Have you seen this bird?The photo below, from a stereoview in the New York Public Library digital archives, shows the Canal Bank building after the fire in 1866.
Mystery surrounds this relic from Portland's fiery past.
By Edward D. Murphy firstname.lastname@example.org, Staff Writer
PORTLAND — A carved wooden phoenix is proving just as elusive as the mythical creature it depicts.
The phoenix was carved for the facade of one of Portland's oldest banks just after the Great Fire of 1866 scorched a large swath of the city. It survived more than 60 years of exposure to Maine's harsh weather, then another 70 years or so inside bank lobbies.
But it disappeared about a decade ago, and no one knows where it has nested since, or whether it still exists.
"It's just dropped out of sight inexplicably," said Andrew Graham, president of Creative Portland, who said he has admired the carving since it appeared in an exhibit in the 1970s. Graham is helping to lead an effort to track it down.
A replica of the phoenix, apparently made of fiberglass, is in KeyBank's Monument Square branch. The original was commissioned by Canal Bank in 1866, when the bank rebuilt after the fire and moved its headquarters to Middle Street.

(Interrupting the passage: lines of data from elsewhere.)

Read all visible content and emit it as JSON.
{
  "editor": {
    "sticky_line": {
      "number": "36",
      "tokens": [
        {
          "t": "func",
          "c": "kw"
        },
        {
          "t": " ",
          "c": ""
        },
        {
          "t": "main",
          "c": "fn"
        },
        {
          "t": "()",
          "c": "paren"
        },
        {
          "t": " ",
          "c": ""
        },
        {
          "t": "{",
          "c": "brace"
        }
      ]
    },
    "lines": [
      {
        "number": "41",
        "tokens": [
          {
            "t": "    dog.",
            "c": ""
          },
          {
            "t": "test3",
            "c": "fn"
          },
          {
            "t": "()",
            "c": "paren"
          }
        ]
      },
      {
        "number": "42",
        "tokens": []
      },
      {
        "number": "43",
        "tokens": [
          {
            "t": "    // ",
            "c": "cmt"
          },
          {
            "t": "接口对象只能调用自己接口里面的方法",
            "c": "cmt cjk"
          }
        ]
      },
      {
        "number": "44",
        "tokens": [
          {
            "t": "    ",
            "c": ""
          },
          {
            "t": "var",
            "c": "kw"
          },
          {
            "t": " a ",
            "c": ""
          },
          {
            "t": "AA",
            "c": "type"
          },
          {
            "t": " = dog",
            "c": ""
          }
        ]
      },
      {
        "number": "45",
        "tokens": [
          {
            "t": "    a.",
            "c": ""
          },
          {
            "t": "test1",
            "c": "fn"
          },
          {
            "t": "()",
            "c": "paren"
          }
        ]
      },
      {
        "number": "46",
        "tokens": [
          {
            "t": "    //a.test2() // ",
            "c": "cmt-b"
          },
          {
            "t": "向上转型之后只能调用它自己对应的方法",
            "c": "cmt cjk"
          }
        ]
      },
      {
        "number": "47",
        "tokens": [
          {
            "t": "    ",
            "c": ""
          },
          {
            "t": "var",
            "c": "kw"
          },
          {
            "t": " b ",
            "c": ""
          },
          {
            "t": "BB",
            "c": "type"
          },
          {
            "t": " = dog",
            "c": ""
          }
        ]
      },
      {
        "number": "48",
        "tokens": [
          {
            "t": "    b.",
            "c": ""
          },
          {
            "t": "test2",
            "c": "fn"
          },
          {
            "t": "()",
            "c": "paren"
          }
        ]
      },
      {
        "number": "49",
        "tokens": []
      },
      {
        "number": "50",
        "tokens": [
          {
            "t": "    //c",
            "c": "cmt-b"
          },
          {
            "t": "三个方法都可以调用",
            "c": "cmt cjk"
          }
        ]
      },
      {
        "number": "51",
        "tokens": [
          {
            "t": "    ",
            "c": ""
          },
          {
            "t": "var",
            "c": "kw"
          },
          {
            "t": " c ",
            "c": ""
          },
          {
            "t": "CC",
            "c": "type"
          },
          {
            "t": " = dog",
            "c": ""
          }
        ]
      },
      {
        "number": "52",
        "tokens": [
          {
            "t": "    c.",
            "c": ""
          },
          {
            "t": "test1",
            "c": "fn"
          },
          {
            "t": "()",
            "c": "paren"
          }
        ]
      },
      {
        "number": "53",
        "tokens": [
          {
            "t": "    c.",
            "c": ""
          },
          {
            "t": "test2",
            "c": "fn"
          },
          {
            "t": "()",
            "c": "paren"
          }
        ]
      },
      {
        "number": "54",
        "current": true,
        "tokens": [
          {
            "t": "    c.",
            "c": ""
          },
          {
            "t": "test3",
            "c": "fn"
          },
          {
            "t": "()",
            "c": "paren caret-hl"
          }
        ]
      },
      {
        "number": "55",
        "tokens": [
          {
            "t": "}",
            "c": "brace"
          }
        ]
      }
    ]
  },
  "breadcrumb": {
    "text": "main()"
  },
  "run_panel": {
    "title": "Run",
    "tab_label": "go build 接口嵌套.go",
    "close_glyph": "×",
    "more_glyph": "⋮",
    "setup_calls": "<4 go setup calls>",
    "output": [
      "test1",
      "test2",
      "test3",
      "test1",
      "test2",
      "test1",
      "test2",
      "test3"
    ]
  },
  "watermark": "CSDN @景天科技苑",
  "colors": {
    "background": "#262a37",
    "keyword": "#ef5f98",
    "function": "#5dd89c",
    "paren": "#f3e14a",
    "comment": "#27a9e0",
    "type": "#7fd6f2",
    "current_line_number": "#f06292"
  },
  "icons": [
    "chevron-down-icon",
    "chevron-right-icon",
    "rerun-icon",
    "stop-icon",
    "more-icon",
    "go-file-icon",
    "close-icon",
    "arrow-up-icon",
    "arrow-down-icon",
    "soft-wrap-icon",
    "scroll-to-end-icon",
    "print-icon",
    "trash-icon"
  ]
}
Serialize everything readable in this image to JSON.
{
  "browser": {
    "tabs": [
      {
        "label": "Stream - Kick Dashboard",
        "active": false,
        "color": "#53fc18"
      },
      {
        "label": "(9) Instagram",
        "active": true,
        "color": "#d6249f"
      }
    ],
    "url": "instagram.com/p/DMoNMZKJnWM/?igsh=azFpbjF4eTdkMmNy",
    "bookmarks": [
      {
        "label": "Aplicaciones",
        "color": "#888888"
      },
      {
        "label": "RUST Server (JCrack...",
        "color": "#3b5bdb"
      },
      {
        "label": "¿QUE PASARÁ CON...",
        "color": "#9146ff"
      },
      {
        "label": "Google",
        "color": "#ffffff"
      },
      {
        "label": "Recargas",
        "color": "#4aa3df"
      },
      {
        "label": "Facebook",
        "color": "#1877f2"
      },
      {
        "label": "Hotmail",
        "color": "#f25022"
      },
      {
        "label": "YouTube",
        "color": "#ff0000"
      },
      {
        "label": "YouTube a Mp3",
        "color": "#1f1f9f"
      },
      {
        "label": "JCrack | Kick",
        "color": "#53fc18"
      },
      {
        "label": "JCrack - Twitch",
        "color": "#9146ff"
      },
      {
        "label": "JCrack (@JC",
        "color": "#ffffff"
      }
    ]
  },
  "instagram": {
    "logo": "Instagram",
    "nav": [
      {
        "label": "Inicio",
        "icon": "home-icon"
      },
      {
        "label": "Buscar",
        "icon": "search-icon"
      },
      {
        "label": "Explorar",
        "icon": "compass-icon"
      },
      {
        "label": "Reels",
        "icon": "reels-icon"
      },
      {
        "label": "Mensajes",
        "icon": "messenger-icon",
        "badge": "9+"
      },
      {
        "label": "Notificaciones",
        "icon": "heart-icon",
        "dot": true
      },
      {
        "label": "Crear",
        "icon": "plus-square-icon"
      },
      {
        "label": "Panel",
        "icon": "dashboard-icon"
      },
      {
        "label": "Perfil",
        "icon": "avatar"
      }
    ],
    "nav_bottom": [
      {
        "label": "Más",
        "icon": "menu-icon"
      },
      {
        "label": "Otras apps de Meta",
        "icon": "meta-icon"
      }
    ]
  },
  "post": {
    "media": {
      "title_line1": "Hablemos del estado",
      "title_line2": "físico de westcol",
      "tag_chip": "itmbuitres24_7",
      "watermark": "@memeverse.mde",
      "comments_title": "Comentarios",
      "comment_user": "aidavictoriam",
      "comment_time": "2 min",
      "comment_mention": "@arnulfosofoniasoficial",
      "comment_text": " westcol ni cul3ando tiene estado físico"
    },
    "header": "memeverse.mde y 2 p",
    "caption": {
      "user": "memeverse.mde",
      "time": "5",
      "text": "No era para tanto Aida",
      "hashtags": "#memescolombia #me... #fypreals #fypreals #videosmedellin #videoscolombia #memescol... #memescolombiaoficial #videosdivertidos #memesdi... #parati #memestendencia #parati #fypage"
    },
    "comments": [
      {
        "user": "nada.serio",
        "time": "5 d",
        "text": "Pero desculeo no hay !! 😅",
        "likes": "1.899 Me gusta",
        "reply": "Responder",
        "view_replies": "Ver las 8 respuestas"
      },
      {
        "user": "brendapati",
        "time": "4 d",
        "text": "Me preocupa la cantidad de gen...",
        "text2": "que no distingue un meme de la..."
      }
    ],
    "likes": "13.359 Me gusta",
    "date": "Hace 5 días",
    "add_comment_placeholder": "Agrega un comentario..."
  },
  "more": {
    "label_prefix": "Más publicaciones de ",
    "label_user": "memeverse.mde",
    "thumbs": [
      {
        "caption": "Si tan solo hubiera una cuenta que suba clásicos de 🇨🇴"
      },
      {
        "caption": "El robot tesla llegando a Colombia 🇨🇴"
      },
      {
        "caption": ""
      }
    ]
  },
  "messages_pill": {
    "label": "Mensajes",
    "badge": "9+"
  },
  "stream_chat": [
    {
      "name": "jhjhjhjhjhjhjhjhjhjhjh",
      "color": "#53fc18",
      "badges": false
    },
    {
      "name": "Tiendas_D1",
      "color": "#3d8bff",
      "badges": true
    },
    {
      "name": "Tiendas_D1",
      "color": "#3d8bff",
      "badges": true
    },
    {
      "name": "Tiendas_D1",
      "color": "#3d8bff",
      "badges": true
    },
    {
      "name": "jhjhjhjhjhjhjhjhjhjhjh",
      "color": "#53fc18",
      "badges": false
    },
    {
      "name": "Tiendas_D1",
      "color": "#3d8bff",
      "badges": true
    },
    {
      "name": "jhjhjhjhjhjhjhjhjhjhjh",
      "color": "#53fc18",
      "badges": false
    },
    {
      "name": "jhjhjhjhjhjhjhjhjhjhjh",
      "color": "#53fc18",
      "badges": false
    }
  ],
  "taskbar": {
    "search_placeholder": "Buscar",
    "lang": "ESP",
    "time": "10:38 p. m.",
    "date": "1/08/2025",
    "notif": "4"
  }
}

Portland added the phoenix to its municipal seal in the 1830s. Canal Bank executives apparently wanted to draw on that inspiration as the city tried to recover from the fire in 1866.
The craftsman is unknown, but probably was a ship's carver who was skilled in carving wooden figureheads, said William Barry of the Maine Historical Society library.
"It's an icon," Barry said. "It was considered a local treasure. What happened to it, I don't know."
The bank put the carving on its building's roof line, where it stayed until the structure was expanded around 1930. Around that time, the phoenix was put in the bank lobby. It was moved next door, to KeyBank's Canal Plaza branch, after mergers put Canal Bank under the Ohio bank's corporate wing.
KeyBank moved the bird to its Monument Square branch in 2004. Spokeswoman Therese Myers said she thought it was the original, but a comparison with a picture of the original in a book on Maine art shows significant differences.
"It seems that we are not sure whatever might have happened to the original," said Sherry Brown, KeyBank's regional marketing manager for Maine and Vermont, in an email in August. "Apparently it was built in pieces, so we fear it may have been destroyed or trashed and not kept."
Brown could not be reached for comment this week.
Earle Shettleworth, Maine's state historian, said the city deserves a better answer.
"It's certainly one of the great symbols of the city and we ought to know where it is," he said.
Check out the full text of the Press Herald article for more, including photos:
You can view the original image here: http://digitalgallery.nypl.org/nypldigital/dgkeysearchdetail.cfm?trg=1&strucID=646747&imageID=G89F237_050F&total=900&num=80&word=Fires&s=3¬word=&d=&c=&f=2&k=0&lWord=&lField=&sScope=&sLevel=&sLabel=&imgs=20&pos=90&e=w